++++ EXCERPTED DATA ++++

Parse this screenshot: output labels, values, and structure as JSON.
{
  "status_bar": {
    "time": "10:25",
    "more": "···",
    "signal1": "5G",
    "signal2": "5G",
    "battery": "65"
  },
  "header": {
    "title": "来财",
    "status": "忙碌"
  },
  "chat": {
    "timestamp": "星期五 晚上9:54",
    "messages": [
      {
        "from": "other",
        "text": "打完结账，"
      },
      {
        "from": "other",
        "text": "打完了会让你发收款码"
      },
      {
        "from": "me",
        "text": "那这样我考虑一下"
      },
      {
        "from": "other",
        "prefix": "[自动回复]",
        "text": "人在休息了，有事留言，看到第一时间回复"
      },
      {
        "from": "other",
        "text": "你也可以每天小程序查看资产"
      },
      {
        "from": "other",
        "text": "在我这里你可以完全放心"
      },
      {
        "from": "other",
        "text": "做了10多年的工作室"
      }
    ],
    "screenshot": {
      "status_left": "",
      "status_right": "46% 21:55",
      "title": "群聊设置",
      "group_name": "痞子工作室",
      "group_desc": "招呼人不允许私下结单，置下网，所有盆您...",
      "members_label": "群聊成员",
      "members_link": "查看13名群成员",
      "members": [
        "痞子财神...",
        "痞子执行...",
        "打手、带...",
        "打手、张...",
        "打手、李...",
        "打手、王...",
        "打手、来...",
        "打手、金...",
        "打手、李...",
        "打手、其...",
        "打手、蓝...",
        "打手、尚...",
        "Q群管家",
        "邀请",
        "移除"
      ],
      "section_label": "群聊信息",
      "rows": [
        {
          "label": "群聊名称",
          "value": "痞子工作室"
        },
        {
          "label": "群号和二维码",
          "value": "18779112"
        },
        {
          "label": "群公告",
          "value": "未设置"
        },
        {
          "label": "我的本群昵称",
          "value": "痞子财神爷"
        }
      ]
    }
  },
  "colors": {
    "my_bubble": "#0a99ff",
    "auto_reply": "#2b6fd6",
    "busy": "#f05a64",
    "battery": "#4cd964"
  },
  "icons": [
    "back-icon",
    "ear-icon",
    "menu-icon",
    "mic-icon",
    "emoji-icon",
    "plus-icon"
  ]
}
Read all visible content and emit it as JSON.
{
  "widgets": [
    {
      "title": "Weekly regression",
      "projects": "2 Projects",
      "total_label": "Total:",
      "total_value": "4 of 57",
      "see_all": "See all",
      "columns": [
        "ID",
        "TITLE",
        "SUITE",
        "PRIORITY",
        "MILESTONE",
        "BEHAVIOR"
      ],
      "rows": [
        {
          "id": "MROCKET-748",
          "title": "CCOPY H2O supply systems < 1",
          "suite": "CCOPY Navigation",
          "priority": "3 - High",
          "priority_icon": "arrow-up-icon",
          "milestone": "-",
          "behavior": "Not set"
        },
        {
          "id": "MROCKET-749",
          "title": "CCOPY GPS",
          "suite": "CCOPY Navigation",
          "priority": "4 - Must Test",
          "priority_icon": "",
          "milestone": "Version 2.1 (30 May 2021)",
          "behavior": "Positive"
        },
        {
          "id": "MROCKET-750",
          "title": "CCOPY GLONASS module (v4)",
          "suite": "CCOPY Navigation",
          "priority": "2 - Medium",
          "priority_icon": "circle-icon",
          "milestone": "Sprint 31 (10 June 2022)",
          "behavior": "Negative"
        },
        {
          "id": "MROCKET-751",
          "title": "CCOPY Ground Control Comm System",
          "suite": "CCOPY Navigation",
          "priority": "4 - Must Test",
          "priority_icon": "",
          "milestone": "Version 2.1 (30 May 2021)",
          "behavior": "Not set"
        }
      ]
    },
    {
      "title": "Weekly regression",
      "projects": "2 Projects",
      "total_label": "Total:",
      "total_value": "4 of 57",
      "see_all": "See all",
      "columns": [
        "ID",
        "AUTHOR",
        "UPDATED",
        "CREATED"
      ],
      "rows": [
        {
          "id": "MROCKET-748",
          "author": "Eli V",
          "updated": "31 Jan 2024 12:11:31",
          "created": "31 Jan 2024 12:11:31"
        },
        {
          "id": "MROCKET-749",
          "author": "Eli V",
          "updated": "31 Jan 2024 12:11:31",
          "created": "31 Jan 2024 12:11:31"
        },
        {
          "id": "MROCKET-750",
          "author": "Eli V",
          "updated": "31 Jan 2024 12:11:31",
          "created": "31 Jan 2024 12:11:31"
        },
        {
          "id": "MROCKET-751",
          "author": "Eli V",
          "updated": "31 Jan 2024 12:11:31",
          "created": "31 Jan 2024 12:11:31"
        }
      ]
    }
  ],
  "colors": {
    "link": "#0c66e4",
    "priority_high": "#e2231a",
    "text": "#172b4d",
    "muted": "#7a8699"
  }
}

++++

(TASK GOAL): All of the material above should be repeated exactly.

(REPLY TO THE EXERCISE):
Parse this screenshot: output labels, values, and structure as JSON.
{
  "status_bar": {
    "time": "10:25",
    "more": "···",
    "signal1": "5G",
    "signal2": "5G",
    "battery": "65"
  },
  "header": {
    "title": "来财",
    "status": "忙碌"
  },
  "chat": {
    "timestamp": "星期五 晚上9:54",
    "messages": [
      {
        "from": "other",
        "text": "打完结账，"
      },
      {
        "from": "other",
        "text": "打完了会让你发收款码"
      },
      {
        "from": "me",
        "text": "那这样我考虑一下"
      },
      {
        "from": "other",
        "prefix": "[自动回复]",
        "text": "人在休息了，有事留言，看到第一时间回复"
      },
      {
        "from": "other",
        "text": "你也可以每天小程序查看资产"
      },
      {
        "from": "other",
        "text": "在我这里你可以完全放心"
      },
      {
        "from": "other",
        "text": "做了10多年的工作室"
      }
    ],
    "screenshot": {
      "status_left": "",
      "status_right": "46% 21:55",
      "title": "群聊设置",
      "group_name": "痞子工作室",
      "group_desc": "招呼人不允许私下结单，置下网，所有盆您...",
      "members_label": "群聊成员",
      "members_link": "查看13名群成员",
      "members": [
        "痞子财神...",
        "痞子执行...",
        "打手、带...",
        "打手、张...",
        "打手、李...",
        "打手、王...",
        "打手、来...",
        "打手、金...",
        "打手、李...",
        "打手、其...",
        "打手、蓝...",
        "打手、尚...",
        "Q群管家",
        "邀请",
        "移除"
      ],
      "section_label": "群聊信息",
      "rows": [
        {
          "label": "群聊名称",
          "value": "痞子工作室"
        },
        {
          "label": "群号和二维码",
          "value": "18779112"
        },
        {
          "label": "群公告",
          "value": "未设置"
        },
        {
          "label": "我的本群昵称",
          "value": "痞子财神爷"
        }
      ]
    }
  },
  "colors": {
    "my_bubble": "#0a99ff",
    "auto_reply": "#2b6fd6",
    "busy": "#f05a64",
    "battery": "#4cd964"
  },
  "icons": [
    "back-icon",
    "ear-icon",
    "menu-icon",
    "mic-icon",
    "emoji-icon",
    "plus-icon"
  ]
}
Read all visible content and emit it as JSON.
{
  "widgets": [
    {
      "title": "Weekly regression",
      "projects": "2 Projects",
      "total_label": "Total:",
      "total_value": "4 of 57",
      "see_all": "See all",
      "columns": [
        "ID",
        "TITLE",
        "SUITE",
        "PRIORITY",
        "MILESTONE",
        "BEHAVIOR"
      ],
      "rows": [
        {
          "id": "MROCKET-748",
          "title": "CCOPY H2O supply systems < 1",
          "suite": "CCOPY Navigation",
          "priority": "3 - High",
          "priority_icon": "arrow-up-icon",
          "milestone": "-",
          "behavior": "Not set"
        },
        {
          "id": "MROCKET-749",
          "title": "CCOPY GPS",
          "suite": "CCOPY Navigation",
          "priority": "4 - Must Test",
          "priority_icon": "",
          "milestone": "Version 2.1 (30 May 2021)",
          "behavior": "Positive"
        },
        {
          "id": "MROCKET-750",
          "title": "CCOPY GLONASS module (v4)",
          "suite": "CCOPY Navigation",
          "priority": "2 - Medium",
          "priority_icon": "circle-icon",
          "milestone": "Sprint 31 (10 June 2022)",
          "behavior": "Negative"
        },
        {
          "id": "MROCKET-751",
          "title": "CCOPY Ground Control Comm System",
          "suite": "CCOPY Navigation",
          "priority": "4 - Must Test",
          "priority_icon": "",
          "milestone": "Version 2.1 (30 May 2021)",
          "behavior": "Not set"
        }
      ]
    },
    {
      "title": "Weekly regression",
      "projects": "2 Projects",
      "total_label": "Total:",
      "total_value": "4 of 57",
      "see_all": "See all",
      "columns": [
        "ID",
        "AUTHOR",
        "UPDATED",
        "CREATED"
      ],
      "rows": [
        {
          "id": "MROCKET-748",
          "author": "Eli V",
          "updated": "31 Jan 2024 12:11:31",
          "created": "31 Jan 2024 12:11:31"
        },
        {
          "id": "MROCKET-749",
          "author": "Eli V",
          "updated": "31 Jan 2024 12:11:31",
          "created": "31 Jan 2024 12:11:31"
        },
        {
          "id": "MROCKET-750",
          "author": "Eli V",
          "updated": "31 Jan 2024 12:11:31",
          "created": "31 Jan 2024 12:11:31"
        },
        {
          "id": "MROCKET-751",
          "author": "Eli V",
          "updated": "31 Jan 2024 12:11:31",
          "created": "31 Jan 2024 12:11:31"
        }
      ]
    }
  ],
  "colors": {
    "link": "#0c66e4",
    "priority_high": "#e2231a",
    "text": "#172b4d",
    "muted": "#7a8699"
  }
}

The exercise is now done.